USCIS has an excellent website on this topic.
This information covers if immediate relative is inside or outside of the US when I-130 is approved. The only concern is the need to follow the rules as they are when the time arrives. This was more of a cocnern in the early 2000s when it was necessary to tell clients that the rules could change 4 times before the I-130 is approved. Good luck.
Legal disclaimer: The statement above is provided by CC Abbott is based on general assistance and not intended to be a legal opinion because not all the facts are provided. The person requesting information and all others reading the answer should retain an attorney who is permitted by the state bar within the jurisdiction who can examine the complete facts and provide a legal opinion on your case. All information provided in the above answer and other information provided by CC Abbott does not create an attorney/client relationship within any state of Federal law.
You may look at http://travel.state.gov/visa/immigrants/info/info_1339.html. You should consult with an experienced immigration attorney to determine if there are any legal issues to worry about. If you are residing in Spain, you may have issues in meeting the requirements for the Affidavit of Support. Good luck.
For a consultation 714-560-0040. The answer provided is general in nature and because not all facts are known, it should not be construed as legal advice. The answer does not create an attorney/client relationship.
The NVC will require a considerable amount of original or certified documents. The documents my clients generally need the most time compiling are police clearance letters and original birth certificates. You should consult with an experienced immigration attorney who should be able to provide you a comprehensive list during your consultation.

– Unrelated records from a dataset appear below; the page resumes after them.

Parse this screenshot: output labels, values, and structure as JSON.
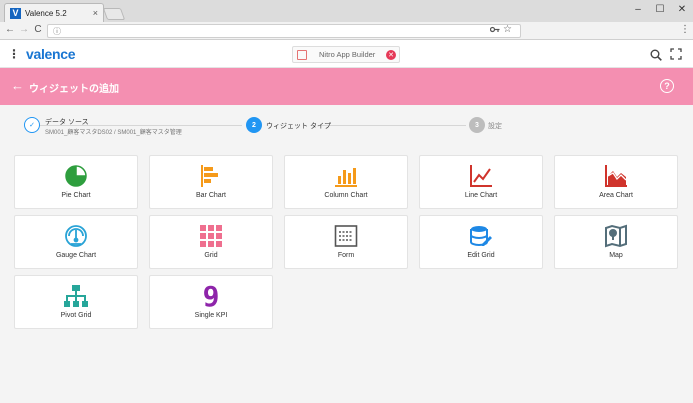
{
  "browser": {
    "tab_title": "Valence 5.2",
    "tab_close": "×",
    "favicon_letter": "V",
    "controls": [
      "–",
      "☐",
      "✕"
    ],
    "nav": [
      "←",
      "→",
      "C"
    ],
    "url_icon": "ⓘ",
    "url": ""
  },
  "app": {
    "kebab": "⋮",
    "logo": "valence",
    "nitro_label": "Nitro App Builder",
    "nitro_close": "✕",
    "expand": "⛶"
  },
  "titlebar": {
    "back": "←",
    "title": "ウィジェットの追加",
    "help": "?"
  },
  "stepper": {
    "steps": [
      {
        "marker": "✓",
        "label": "データ ソース",
        "sub": "SM001_顧客マスタDS02 / SM001_顧客マスタ管理",
        "state": "done"
      },
      {
        "marker": "2",
        "label": "ウィジェット タイプ",
        "state": "active"
      },
      {
        "marker": "3",
        "label": "設定",
        "state": "pending"
      }
    ]
  },
  "widgets": [
    {
      "label": "Pie Chart",
      "icon": "pie-chart-icon",
      "color": "#2e9e3e"
    },
    {
      "label": "Bar Chart",
      "icon": "bar-chart-icon",
      "color": "#f59a1a"
    },
    {
      "label": "Column Chart",
      "icon": "column-chart-icon",
      "color": "#f59a1a"
    },
    {
      "label": "Line Chart",
      "icon": "line-chart-icon",
      "color": "#d0342c"
    },
    {
      "label": "Area Chart",
      "icon": "area-chart-icon",
      "color": "#d0342c"
    },
    {
      "label": "Gauge Chart",
      "icon": "gauge-icon",
      "color": "#29a3d6"
    },
    {
      "label": "Grid",
      "icon": "grid-icon",
      "color": "#ef6f8f"
    },
    {
      "label": "Form",
      "icon": "form-icon",
      "color": "#555555"
    },
    {
      "label": "Edit Grid",
      "icon": "edit-grid-icon",
      "color": "#1e88e5"
    },
    {
      "label": "Map",
      "icon": "map-icon",
      "color": "#546e7a"
    },
    {
      "label": "Pivot Grid",
      "icon": "pivot-grid-icon",
      "color": "#26a69a"
    },
    {
      "label": "Single KPI",
      "icon": "single-kpi-icon",
      "color": "#8e24aa",
      "glyph": "9"
    }
  ],
  "colors": {
    "accent": "#f48fb1",
    "step_active": "#2196f3",
    "step_pending": "#bdbdbd",
    "logo": "#1976d2"
  }
}
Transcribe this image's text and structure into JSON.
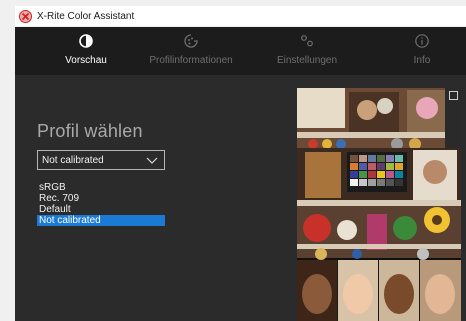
{
  "window": {
    "title": "X-Rite Color Assistant"
  },
  "nav": {
    "items": [
      {
        "label": "Vorschau",
        "icon": "preview-icon",
        "active": true
      },
      {
        "label": "Profilinformationen",
        "icon": "profile-info-icon",
        "active": false
      },
      {
        "label": "Einstellungen",
        "icon": "settings-icon",
        "active": false
      },
      {
        "label": "Info",
        "icon": "info-icon",
        "active": false
      }
    ]
  },
  "main": {
    "heading": "Profil wählen",
    "select_value": "Not calibrated",
    "options": [
      "sRGB",
      "Rec. 709",
      "Default",
      "Not calibrated"
    ],
    "selected_option": "Not calibrated"
  },
  "colors": {
    "accent": "#1b7bd4",
    "nav_background": "#1c1c1c",
    "panel_background": "#2b2b2b"
  }
}
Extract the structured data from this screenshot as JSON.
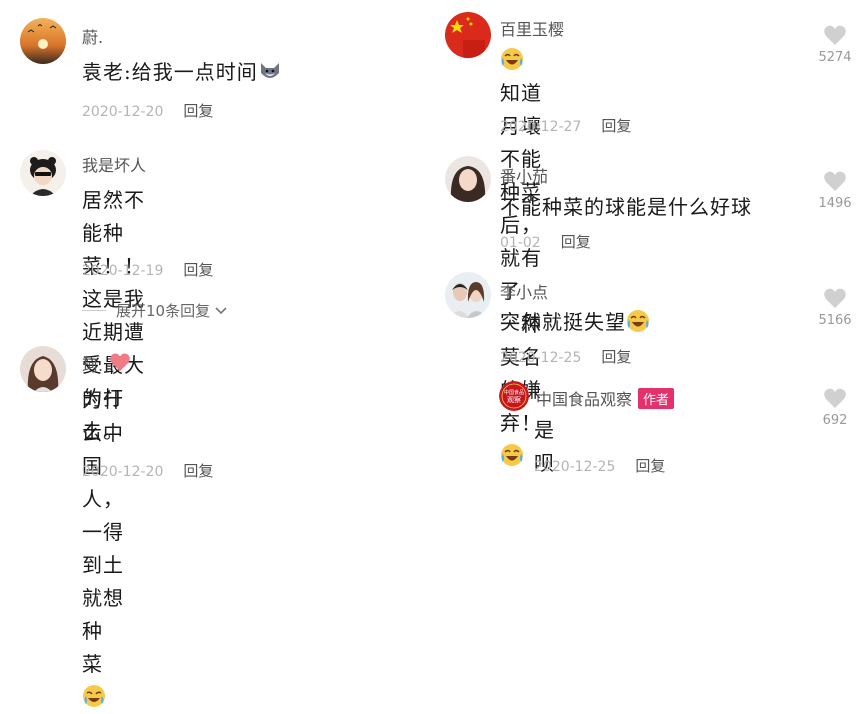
{
  "left": {
    "comments": [
      {
        "username": "蔚.",
        "text_parts": [
          "袁老:给我一点时间"
        ],
        "date": "2020-12-20",
        "reply_label": "回复",
        "emoji": "wolf-emoji"
      },
      {
        "username": "我是坏人",
        "text_line1": "居然不能种菜！！这是我近期遭",
        "text_line2": "受最大的打击。",
        "date": "2020-12-19",
        "reply_label": "回复",
        "expand_label": "展开10条回复"
      },
      {
        "username": "珂.",
        "text_line1": "为什么中国人，一得到土就想种",
        "text_line2": "菜",
        "date": "2020-12-20",
        "reply_label": "回复",
        "emoji": "crying-laugh-emoji"
      }
    ]
  },
  "right": {
    "comments": [
      {
        "username": "百里玉樱",
        "text_line1": "知道月壤不能种菜后，就有了",
        "text_line2": "一种莫名的嫌弃！",
        "date": "2020-12-27",
        "reply_label": "回复",
        "likes": "5274"
      },
      {
        "username": "番小茄",
        "text_line1": "不能种菜的球能是什么好球",
        "date": "01-02",
        "reply_label": "回复",
        "likes": "1496"
      },
      {
        "username": "李小点",
        "text_line1": "突然就挺失望",
        "date": "2020-12-25",
        "reply_label": "回复",
        "likes": "5166"
      },
      {
        "username": "中国食品观察",
        "author_tag": "作者",
        "text_line1": "是呗",
        "date": "2020-12-25",
        "reply_label": "回复",
        "likes": "692",
        "logo_text": "中国食品观察"
      }
    ]
  },
  "colors": {
    "author_tag": "#e4306b",
    "meta": "#b4b4b4",
    "heart": "#d0d0d0"
  }
}
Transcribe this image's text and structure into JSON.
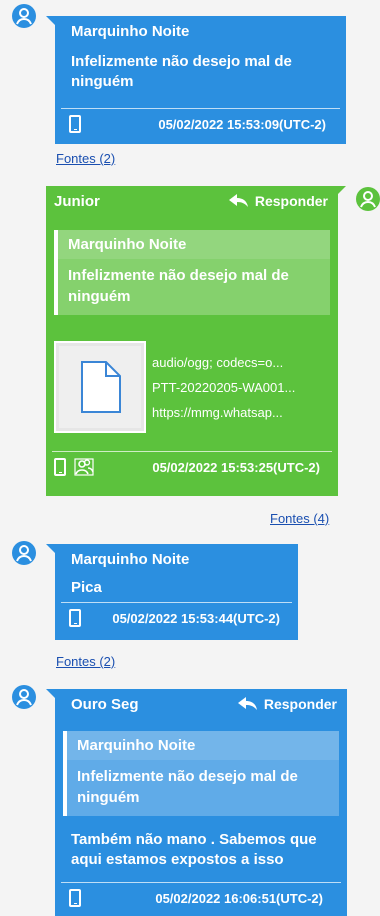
{
  "messages": [
    {
      "sender": "Marquinho Noite",
      "text": "Infelizmente não desejo mal de ninguém",
      "timestamp": "05/02/2022 15:53:09(UTC-2)",
      "sources_link": "Fontes (2)"
    },
    {
      "sender": "Junior",
      "reply_label": "Responder",
      "quoted_sender": "Marquinho Noite",
      "quoted_text": "Infelizmente não desejo mal de ninguém",
      "attachment": {
        "mime": "audio/ogg; codecs=o...",
        "filename": "PTT-20220205-WA001...",
        "url": "https://mmg.whatsap..."
      },
      "timestamp": "05/02/2022 15:53:25(UTC-2)",
      "sources_link": "Fontes (4)"
    },
    {
      "sender": "Marquinho Noite",
      "text": "Pica",
      "timestamp": "05/02/2022 15:53:44(UTC-2)",
      "sources_link": "Fontes (2)"
    },
    {
      "sender": "Ouro Seg",
      "reply_label": "Responder",
      "quoted_sender": "Marquinho Noite",
      "quoted_text": "Infelizmente não desejo mal de ninguém",
      "text": "Também não mano . Sabemos que aqui estamos expostos a isso",
      "timestamp": "05/02/2022 16:06:51(UTC-2)"
    }
  ],
  "colors": {
    "incoming": "#2b8fe0",
    "outgoing": "#5cc23d",
    "link": "#1a4fb0",
    "background": "#f4f4f4"
  },
  "icons": {
    "avatar": "user-icon",
    "device": "phone-icon",
    "group": "group-icon",
    "reply": "reply-arrow-icon",
    "file": "document-icon"
  }
}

You generally will present updated documentation regarding the bona fides of your marriage at the consulate interview. Only sometimes will I have clients submit this type of documentation with the NVC, where there is a particular issue to address. You will need to show the U.S. citizen meets income guidelines. I mention this because you both currently reside in Spain and there is a requirement that the U.S. citizen must generally have stable U.S. based earnings. There is also a requirement that you have U.S. residence, despite the fact you are in Spain.

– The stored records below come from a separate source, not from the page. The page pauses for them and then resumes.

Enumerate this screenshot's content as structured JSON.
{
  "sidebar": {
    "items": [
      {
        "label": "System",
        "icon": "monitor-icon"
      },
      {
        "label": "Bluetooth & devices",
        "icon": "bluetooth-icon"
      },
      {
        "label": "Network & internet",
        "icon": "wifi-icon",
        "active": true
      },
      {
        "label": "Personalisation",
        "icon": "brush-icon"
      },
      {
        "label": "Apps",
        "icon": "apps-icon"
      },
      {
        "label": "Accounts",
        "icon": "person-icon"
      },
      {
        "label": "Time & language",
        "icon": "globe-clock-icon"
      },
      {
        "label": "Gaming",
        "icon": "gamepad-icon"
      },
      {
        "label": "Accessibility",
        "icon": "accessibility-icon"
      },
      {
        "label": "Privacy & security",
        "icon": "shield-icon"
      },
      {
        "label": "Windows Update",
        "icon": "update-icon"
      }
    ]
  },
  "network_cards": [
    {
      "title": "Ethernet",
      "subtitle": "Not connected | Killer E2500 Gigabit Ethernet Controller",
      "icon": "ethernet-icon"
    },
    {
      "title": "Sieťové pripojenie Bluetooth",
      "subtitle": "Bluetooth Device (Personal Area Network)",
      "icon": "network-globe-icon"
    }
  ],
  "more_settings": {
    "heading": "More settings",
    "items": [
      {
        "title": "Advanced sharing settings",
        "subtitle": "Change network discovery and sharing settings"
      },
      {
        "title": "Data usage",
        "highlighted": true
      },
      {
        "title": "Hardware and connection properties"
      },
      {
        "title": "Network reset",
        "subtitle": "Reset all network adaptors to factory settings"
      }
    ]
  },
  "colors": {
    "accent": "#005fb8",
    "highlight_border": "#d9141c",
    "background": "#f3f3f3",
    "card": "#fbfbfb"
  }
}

Yes, I agree that having an experienced immigration attorney helps if the fee is reasonable. You both are abroad. When a case is delayed due to problems, the tendency is to continue to delay and dig for more problems. Efficient processing and a well-prepared case through to visa issuance helps.